Monthly Archives: July 2016

Charles Leaver – Continuing To Support Adobe Flash Can Mean A Big Security Risk

Published by:

Written By Dr Al Hartmann And Presented By Chuck Leaver Ziften CEO

Still Supporting Apple QuickTime and Adobe Flash for Windows? Didn’t You Get the Memorandum?

With Independence day looming a metaphor is required: Flash is a bit like firework lighting. There may be less risky ways to achieve it, however the only sure way is simply to prevent it. And with Flash, you needn’t combat pyromaniac surges to abstain from it, simply handle your endpoint setups.

Why would you want to do this? Well, performing a Google query for “Flash vulnerability” returns 13 million results! Flash is old and spent and ready for retirement, as Adobe put it themselves:

Today [November 30, 2015], open standards such as HTML5 have matured and offer a number of the abilities that Flash ushered in… Looking forward, we encourage content developers to develop with new web standards…

Run a vulnerability scanner throughout your endpoint population. See any Flash mention? Yes, in the typical business, zillions. Your opponents understand that also, they are relying on it. Thanks very much for contributing! Just continue to overlook those pesky security blog writers, like Brian Krebbs:

I would suggest that if you utilize Flash, you must highly consider removing it, or a minimum of hobbling it till and unless you require it.

Ignoring Brian Krebs’ advice raises the possibilities your enterprise’s data breach will be the feature story in one of his future blogs.


Flash Exploits: the Preferred Exploit Set Ingredient

The endless list of Flash vulnerabilities continues to lengthen with each new patch cycle. Country state attackers and the better resourced syndicates can call upon Flash zero days. They aren’t hard to mine – introduce your fuzz tester against the creaking Flash codebase and view them being presented. If an offending cyber team cannot call upon zero days, not to fret, there are a lot of freshly provided Flash Common Vulnerabilities and Exposures (CVE) to draw upon, before business patch cycles catch up. For exploit set authors, Flash is the gift that continues to give.
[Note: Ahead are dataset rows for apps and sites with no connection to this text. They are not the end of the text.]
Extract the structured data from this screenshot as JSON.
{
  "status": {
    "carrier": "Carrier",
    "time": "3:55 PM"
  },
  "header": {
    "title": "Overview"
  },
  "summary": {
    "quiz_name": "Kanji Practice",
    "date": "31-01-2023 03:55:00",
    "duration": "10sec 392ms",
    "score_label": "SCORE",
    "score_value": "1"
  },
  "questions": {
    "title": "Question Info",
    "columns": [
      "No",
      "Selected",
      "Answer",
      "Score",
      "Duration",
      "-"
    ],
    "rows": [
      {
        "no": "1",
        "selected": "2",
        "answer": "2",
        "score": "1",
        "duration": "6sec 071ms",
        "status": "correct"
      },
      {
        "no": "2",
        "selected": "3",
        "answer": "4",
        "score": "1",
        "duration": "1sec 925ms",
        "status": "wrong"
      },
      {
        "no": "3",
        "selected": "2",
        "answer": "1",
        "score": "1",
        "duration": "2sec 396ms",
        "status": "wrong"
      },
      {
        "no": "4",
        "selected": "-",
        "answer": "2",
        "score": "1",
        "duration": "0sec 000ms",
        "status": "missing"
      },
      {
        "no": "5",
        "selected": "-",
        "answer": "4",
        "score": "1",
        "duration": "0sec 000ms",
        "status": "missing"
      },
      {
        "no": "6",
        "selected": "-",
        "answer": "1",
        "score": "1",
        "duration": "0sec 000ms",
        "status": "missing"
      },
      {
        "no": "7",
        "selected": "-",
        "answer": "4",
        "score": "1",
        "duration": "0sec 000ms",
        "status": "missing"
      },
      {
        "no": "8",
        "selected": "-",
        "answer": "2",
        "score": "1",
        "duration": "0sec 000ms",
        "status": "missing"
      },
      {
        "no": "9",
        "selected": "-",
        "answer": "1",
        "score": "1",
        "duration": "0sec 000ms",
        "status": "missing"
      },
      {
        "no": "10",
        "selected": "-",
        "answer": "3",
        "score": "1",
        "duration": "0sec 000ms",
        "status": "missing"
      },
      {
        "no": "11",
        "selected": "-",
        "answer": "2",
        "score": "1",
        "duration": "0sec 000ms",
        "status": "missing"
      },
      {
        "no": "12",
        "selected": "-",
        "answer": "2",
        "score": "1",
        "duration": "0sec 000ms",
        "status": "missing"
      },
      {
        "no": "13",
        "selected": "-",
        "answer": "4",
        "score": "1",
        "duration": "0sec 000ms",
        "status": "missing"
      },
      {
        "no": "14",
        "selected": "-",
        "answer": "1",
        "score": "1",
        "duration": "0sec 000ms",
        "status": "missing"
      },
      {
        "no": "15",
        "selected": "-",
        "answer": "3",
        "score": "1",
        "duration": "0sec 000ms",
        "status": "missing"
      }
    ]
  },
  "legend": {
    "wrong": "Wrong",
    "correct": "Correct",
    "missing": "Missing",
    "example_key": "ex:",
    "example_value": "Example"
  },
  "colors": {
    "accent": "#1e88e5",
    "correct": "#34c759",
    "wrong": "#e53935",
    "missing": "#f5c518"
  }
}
A current FireEye blog exemplifies this typical Flash vulnerability progression – from virgin zero-day to freshly hatched CVE and prime business exploit:

On May 8, 2016, FireEye detected an attack exploiting a formerly unknown vulnerability in Adobe Flash Player (CVE-2016-4117) and reported the problem to the Adobe Product Security Incident Response Team (PSIRT). Adobe released a patch for the vulnerability in APSB16-15 simply four days later (Published to FireEye Threat Research Blog on May 13, 2016).

As a quick test then, examine your vulnerability report for that entry, for CVE-2016-4117. It was utilized in targeted cyber attacks as a zero-day even before it ended up being a recognized vulnerability. Now that it is understood, popular exploit sets will locate it. Be sure you are ready.

Start a Flash and QuickTime Removal Project

While we have not discussed QuickTime yet, Apple eliminated support for QuickTime on Windows in April, 2016. This summarily set off a panic in corporations with large numbers of Apple macOS and Windows clients. Do you eliminate all support for QuickTime? Including on macOS? Or simply Windows? How do you find the unsupported variations – when there are numerous drifting around?




By doing nothing, you can flirt with catastrophe, with Flash vulnerability exposures rife throughout your client endpoint population. Otherwise, you can start a Flash and QuickTime eradication project to move towards a Flash-free business. Or, wait, maybe you educate your users not to glibly open e-mail attachments or click on links. User education, that constantly works, right? I do not think so.

One problem is that some of your users work function to open attachments, such as PDF invoices to accounts payable departments, or candidate Microsoft Word resumes to recruiting departments, or legal notifications sent to legal departments.

Let’s take a better look at the Flash exploitation explained by FireEye in the blog post pointed out above:

Attackers had embedded the Flash exploit inside a Microsoft Office document, which was then hosted on their web server, and used a Dynamic DNS (DDNS) domain to reference the document and payload. With this configuration, the cyber attackers might share their exploitation by means of URL or email attachment. Although this vulnerability resides within Adobe Flash Player, threat actors created this particular attack for a target using Windows and Microsoft Office.

Even if the Flash-adverse business had actually completely purged Flash enablement from all their various browsers, this exploitation would still have actually been successful. To completely eliminate Flash needs purging it from all browsers and disabling its execution in ingrained Flash objects within Microsoft Office or PDF documents. Definitely that is a step that needs to be taken as a minimum for those departments with a task function to open attachments from unsolicited e-mails. And extending outwards from there is a worthwhile configuration solidifying objective for the security conscious business.

Not to mention, we’re all waiting on the very first post about QuickTime vulnerability which devastates a significant enterprise.